**Required work:**
Show every line from the entries that follow which holds the word "SwiftUIAttributes".

(Source data)
◇ ◇ ◇ ◇ ◇

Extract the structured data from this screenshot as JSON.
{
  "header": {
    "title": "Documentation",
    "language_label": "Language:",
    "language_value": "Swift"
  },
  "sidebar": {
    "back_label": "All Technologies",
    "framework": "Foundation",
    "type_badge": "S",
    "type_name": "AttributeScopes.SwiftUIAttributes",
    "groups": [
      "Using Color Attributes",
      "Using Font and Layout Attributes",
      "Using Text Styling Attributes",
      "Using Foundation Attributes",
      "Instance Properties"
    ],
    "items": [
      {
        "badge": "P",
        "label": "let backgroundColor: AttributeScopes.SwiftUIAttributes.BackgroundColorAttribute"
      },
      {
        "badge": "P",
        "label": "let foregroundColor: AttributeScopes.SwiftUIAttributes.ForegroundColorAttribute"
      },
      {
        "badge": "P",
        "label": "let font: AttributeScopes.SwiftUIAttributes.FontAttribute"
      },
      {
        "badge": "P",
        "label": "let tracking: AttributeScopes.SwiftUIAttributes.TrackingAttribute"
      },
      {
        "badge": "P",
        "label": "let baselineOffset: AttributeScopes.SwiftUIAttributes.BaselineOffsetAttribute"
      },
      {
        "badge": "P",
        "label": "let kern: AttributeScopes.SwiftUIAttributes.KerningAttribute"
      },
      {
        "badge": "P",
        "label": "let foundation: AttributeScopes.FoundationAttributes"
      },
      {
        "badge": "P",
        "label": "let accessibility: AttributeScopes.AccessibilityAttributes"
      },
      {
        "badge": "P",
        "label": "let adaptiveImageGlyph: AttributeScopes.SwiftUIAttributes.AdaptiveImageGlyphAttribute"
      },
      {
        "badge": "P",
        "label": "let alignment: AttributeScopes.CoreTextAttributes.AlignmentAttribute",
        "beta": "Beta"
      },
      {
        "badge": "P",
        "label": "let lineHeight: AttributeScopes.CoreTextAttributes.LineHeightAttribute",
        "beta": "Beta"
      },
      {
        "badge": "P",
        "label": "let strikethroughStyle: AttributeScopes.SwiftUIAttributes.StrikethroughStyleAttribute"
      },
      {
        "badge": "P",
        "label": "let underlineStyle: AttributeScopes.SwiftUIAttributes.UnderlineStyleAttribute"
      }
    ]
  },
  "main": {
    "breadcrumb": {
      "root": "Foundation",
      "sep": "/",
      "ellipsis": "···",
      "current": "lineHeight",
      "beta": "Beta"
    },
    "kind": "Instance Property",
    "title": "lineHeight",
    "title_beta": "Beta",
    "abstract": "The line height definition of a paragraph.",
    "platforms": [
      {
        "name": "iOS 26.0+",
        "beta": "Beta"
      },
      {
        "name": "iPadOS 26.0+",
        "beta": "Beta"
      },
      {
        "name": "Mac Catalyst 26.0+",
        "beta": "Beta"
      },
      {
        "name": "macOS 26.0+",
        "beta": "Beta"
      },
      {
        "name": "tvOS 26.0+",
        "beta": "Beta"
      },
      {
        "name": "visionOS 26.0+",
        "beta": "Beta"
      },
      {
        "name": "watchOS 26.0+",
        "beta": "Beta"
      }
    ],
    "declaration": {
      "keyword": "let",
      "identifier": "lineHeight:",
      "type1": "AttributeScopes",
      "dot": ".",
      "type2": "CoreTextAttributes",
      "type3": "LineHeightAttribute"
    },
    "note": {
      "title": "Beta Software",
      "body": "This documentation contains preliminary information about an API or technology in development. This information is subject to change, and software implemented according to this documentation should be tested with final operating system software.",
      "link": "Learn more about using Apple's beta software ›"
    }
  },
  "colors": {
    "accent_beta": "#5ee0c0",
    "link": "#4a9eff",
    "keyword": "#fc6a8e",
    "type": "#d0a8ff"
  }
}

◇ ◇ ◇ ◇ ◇

**Task solution:**
    "type_name": "AttributeScopes.SwiftUIAttributes",
        "label": "let backgroundColor: AttributeScopes.SwiftUIAttributes.BackgroundColorAttribute"
        "label": "let foregroundColor: AttributeScopes.SwiftUIAttributes.ForegroundColorAttribute"
        "label": "let font: AttributeScopes.SwiftUIAttributes.FontAttribute"
        "label": "let tracking: AttributeScopes.SwiftUIAttributes.TrackingAttribute"
        "label": "let baselineOffset: AttributeScopes.SwiftUIAttributes.BaselineOffsetAttribute"
        "label": "let kern: AttributeScopes.SwiftUIAttributes.KerningAttribute"
        "label": "let adaptiveImageGlyph: AttributeScopes.SwiftUIAttributes.AdaptiveImageGlyphAttribute"
        "label": "let strikethroughStyle: AttributeScopes.SwiftUIAttributes.StrikethroughStyleAttribute"
        "label": "let underlineStyle: AttributeScopes.SwiftUIAttributes.UnderlineStyleAttribute"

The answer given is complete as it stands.